*WHAT IS REQUIRED*:
Within this listing, how many lines carry the string "JSON"? State the number only.
== PROVIDED RECORDS ==
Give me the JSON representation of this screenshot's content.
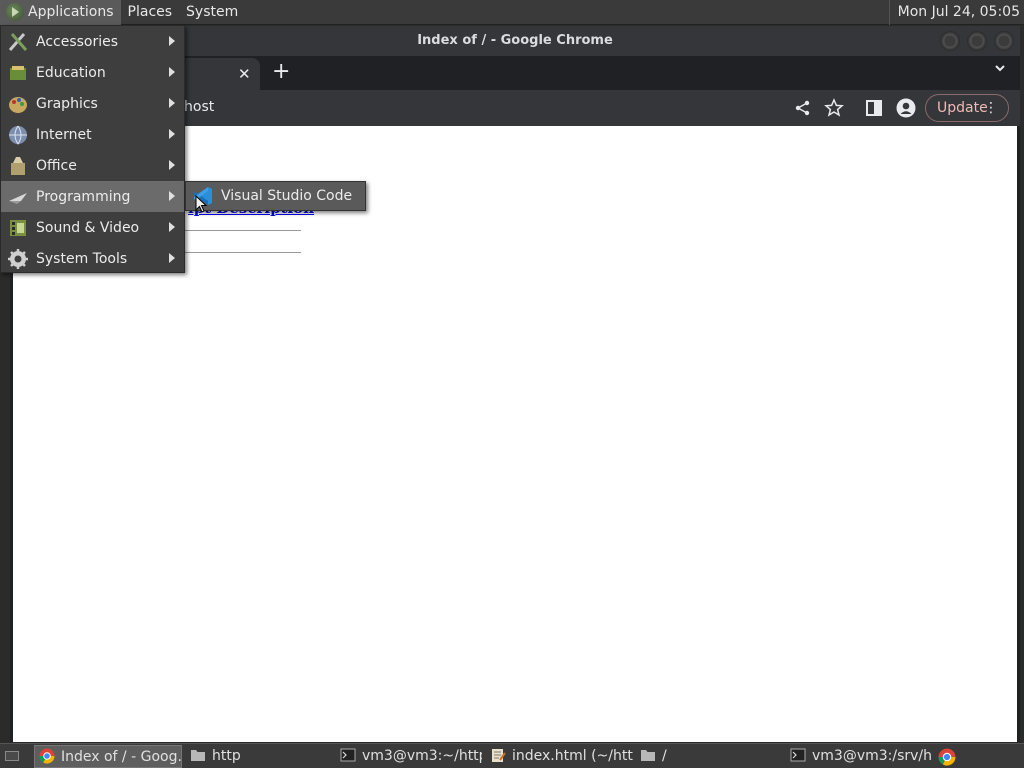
{
  "top_panel": {
    "menus": [
      "Applications",
      "Places",
      "System"
    ],
    "clock": "Mon Jul 24, 05:05"
  },
  "window": {
    "title": "Index of / - Google Chrome",
    "url_partial": "host",
    "update_label": "Update",
    "menu_dots": "⋮",
    "close_tab_glyph": "✕",
    "new_tab_glyph": "+"
  },
  "app_menu": {
    "items": [
      {
        "label": "Accessories",
        "icon": "accessories-icon"
      },
      {
        "label": "Education",
        "icon": "education-icon"
      },
      {
        "label": "Graphics",
        "icon": "graphics-icon"
      },
      {
        "label": "Internet",
        "icon": "internet-globe-icon"
      },
      {
        "label": "Office",
        "icon": "office-icon"
      },
      {
        "label": "Programming",
        "icon": "programming-icon"
      },
      {
        "label": "Sound & Video",
        "icon": "sound-video-icon"
      },
      {
        "label": "System Tools",
        "icon": "system-tools-gear-icon"
      }
    ],
    "highlighted": "Programming",
    "submenu": {
      "label": "Visual Studio Code",
      "icon": "vscode-icon"
    }
  },
  "taskbar": {
    "items": [
      {
        "label": "Index of / - Goog...",
        "icon": "chrome-icon"
      },
      {
        "label": "http",
        "icon": "folder-icon"
      },
      {
        "label": "vm3@vm3:~/http",
        "icon": "terminal-icon"
      },
      {
        "label": "index.html (~/htt...",
        "icon": "text-editor-icon"
      },
      {
        "label": "/",
        "icon": "folder-icon"
      },
      {
        "label": "vm3@vm3:/srv/h...",
        "icon": "terminal-icon"
      }
    ]
  },
  "colors": {
    "panel": "#3a3a3a",
    "menu_bg": "#3e3e3e",
    "menu_highlight": "#6b6b6b",
    "chrome_dark": "#35363a",
    "update_text": "#f2b8b5",
    "link": "#0000ee"
  }
}
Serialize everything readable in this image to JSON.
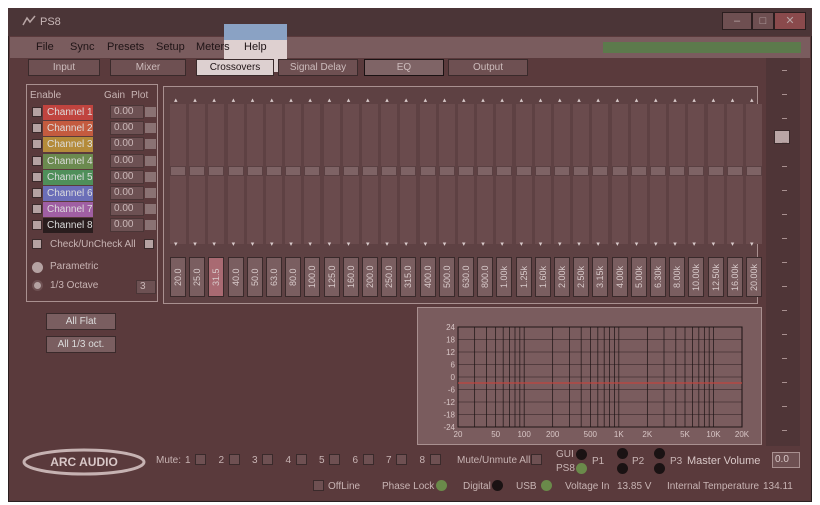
{
  "window": {
    "title": "PS8",
    "min": "–",
    "max": "□",
    "close": "✕"
  },
  "menu": [
    "File",
    "Sync",
    "Presets",
    "Setup",
    "Meters",
    "Help"
  ],
  "tabs": [
    "Input",
    "Mixer",
    "Crossovers",
    "Signal Delay",
    "EQ",
    "Output"
  ],
  "left_panel": {
    "enable_label": "Enable",
    "gain_label": "Gain",
    "plot_label": "Plot",
    "channels": [
      {
        "name": "Channel 1",
        "gain": "0.00",
        "color": "#c0443f",
        "checked": true
      },
      {
        "name": "Channel 2",
        "gain": "0.00",
        "color": "#c45b3f",
        "checked": false
      },
      {
        "name": "Channel 3",
        "gain": "0.00",
        "color": "#b48b3a",
        "checked": false
      },
      {
        "name": "Channel 4",
        "gain": "0.00",
        "color": "#6b8a4f",
        "checked": false
      },
      {
        "name": "Channel 5",
        "gain": "0.00",
        "color": "#4f8f5a",
        "checked": false
      },
      {
        "name": "Channel 6",
        "gain": "0.00",
        "color": "#6b6eb8",
        "checked": false
      },
      {
        "name": "Channel 7",
        "gain": "0.00",
        "color": "#a05fa3",
        "checked": false
      },
      {
        "name": "Channel 8",
        "gain": "0.00",
        "color": "#2a1d1e",
        "checked": false
      }
    ],
    "check_all": "Check/UnCheck All",
    "parametric": "Parametric",
    "third_octave": "1/3 Octave",
    "octave_value": "3"
  },
  "buttons": {
    "all_flat": "All Flat",
    "all_third": "All 1/3 oct."
  },
  "eq": {
    "frequencies": [
      "20.0",
      "25.0",
      "31.5",
      "40.0",
      "50.0",
      "63.0",
      "80.0",
      "100.0",
      "125.0",
      "160.0",
      "200.0",
      "250.0",
      "315.0",
      "400.0",
      "500.0",
      "630.0",
      "800.0",
      "1.00k",
      "1.25k",
      "1.60k",
      "2.00k",
      "2.50k",
      "3.15k",
      "4.00k",
      "5.00k",
      "6.30k",
      "8.00k",
      "10.00k",
      "12.50k",
      "16.00k",
      "20.00k"
    ],
    "selected_index": 2
  },
  "graph": {
    "y_ticks": [
      "24",
      "18",
      "12",
      "6",
      "0",
      "-6",
      "-12",
      "-18",
      "-24"
    ],
    "x_ticks": [
      "20",
      "50",
      "100",
      "200",
      "500",
      "1K",
      "2K",
      "5K",
      "10K",
      "20K"
    ]
  },
  "bottom": {
    "mute_label": "Mute:",
    "mute_channels": [
      "1",
      "2",
      "3",
      "4",
      "5",
      "6",
      "7",
      "8"
    ],
    "mute_all": "Mute/Unmute All",
    "gui": "GUI",
    "ps8": "PS8",
    "p1": "P1",
    "p2": "P2",
    "p3": "P3",
    "master_volume": "Master Volume",
    "master_value": "0.0",
    "offline": "OffLine",
    "phase_lock": "Phase Lock",
    "digital": "Digital",
    "usb": "USB",
    "voltage_label": "Voltage In",
    "voltage_value": "13.85 V",
    "temp_label": "Internal Temperature",
    "temp_value": "134.11",
    "logo": "ARC AUDIO"
  }
}
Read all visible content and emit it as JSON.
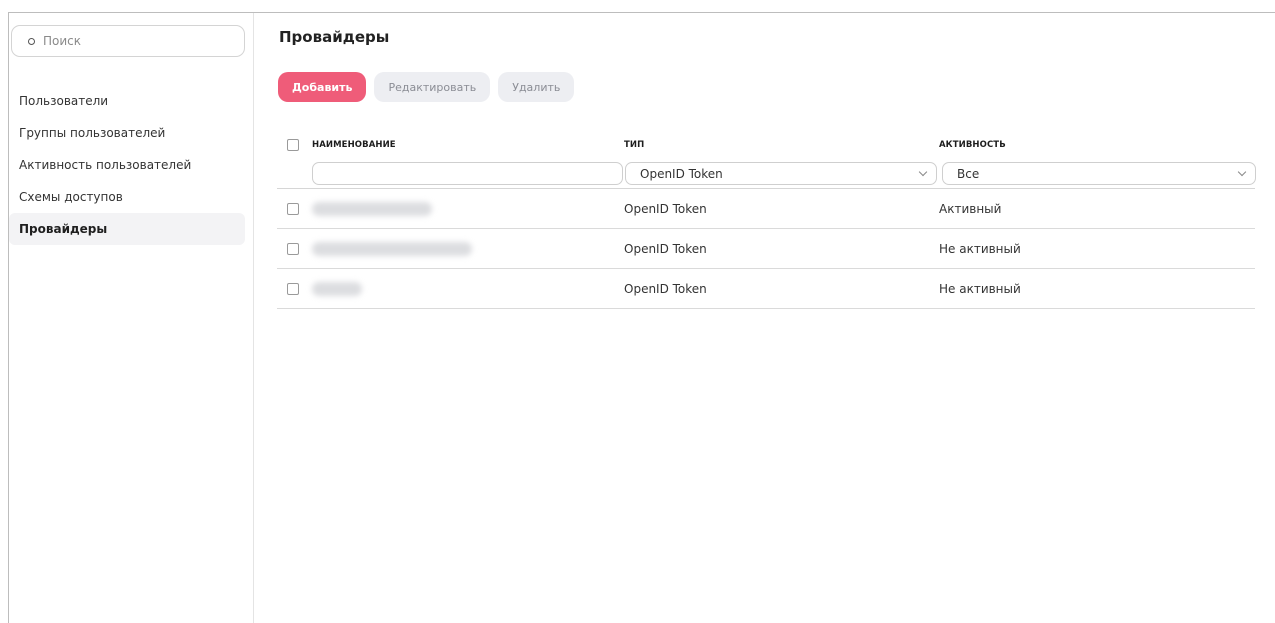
{
  "sidebar": {
    "search": {
      "placeholder": "Поиск",
      "value": ""
    },
    "items": [
      {
        "label": "Пользователи",
        "active": false
      },
      {
        "label": "Группы пользователей",
        "active": false
      },
      {
        "label": "Активность пользователей",
        "active": false
      },
      {
        "label": "Схемы доступов",
        "active": false
      },
      {
        "label": "Провайдеры",
        "active": true
      }
    ]
  },
  "main": {
    "title": "Провайдеры",
    "toolbar": {
      "add_label": "Добавить",
      "edit_label": "Редактировать",
      "delete_label": "Удалить"
    },
    "table": {
      "columns": {
        "name": "НАИМЕНОВАНИЕ",
        "type": "ТИП",
        "activity": "АКТИВНОСТЬ"
      },
      "filters": {
        "name_value": "",
        "type_value": "OpenID Token",
        "activity_value": "Все"
      },
      "rows": [
        {
          "type": "OpenID Token",
          "activity": "Активный"
        },
        {
          "type": "OpenID Token",
          "activity": "Не активный"
        },
        {
          "type": "OpenID Token",
          "activity": "Не активный"
        }
      ]
    }
  },
  "colors": {
    "accent": "#ef5c79",
    "secondary_button_bg": "#edeef2",
    "active_nav_bg": "#f3f3f5"
  },
  "icons": [
    "search-icon",
    "chevron-down-icon"
  ]
}
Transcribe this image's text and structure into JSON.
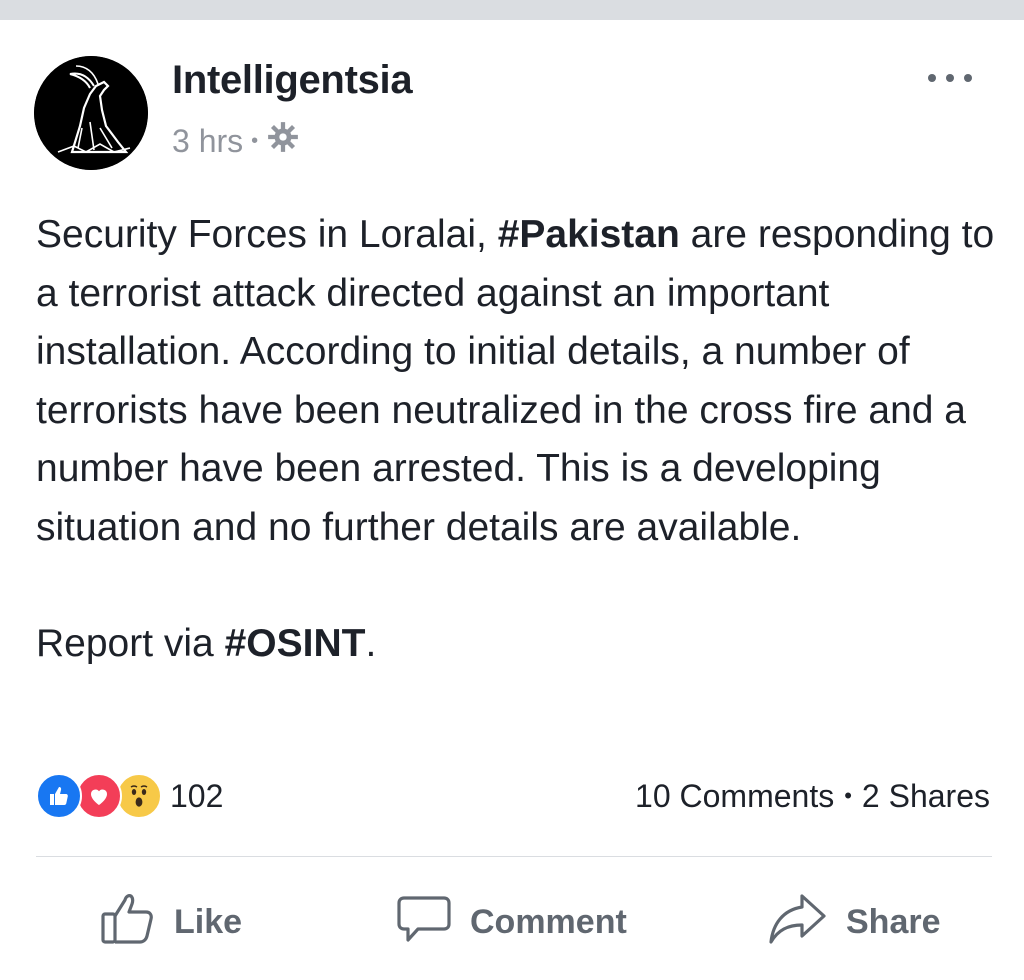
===
*ANSWER TO THIS TASK*:
4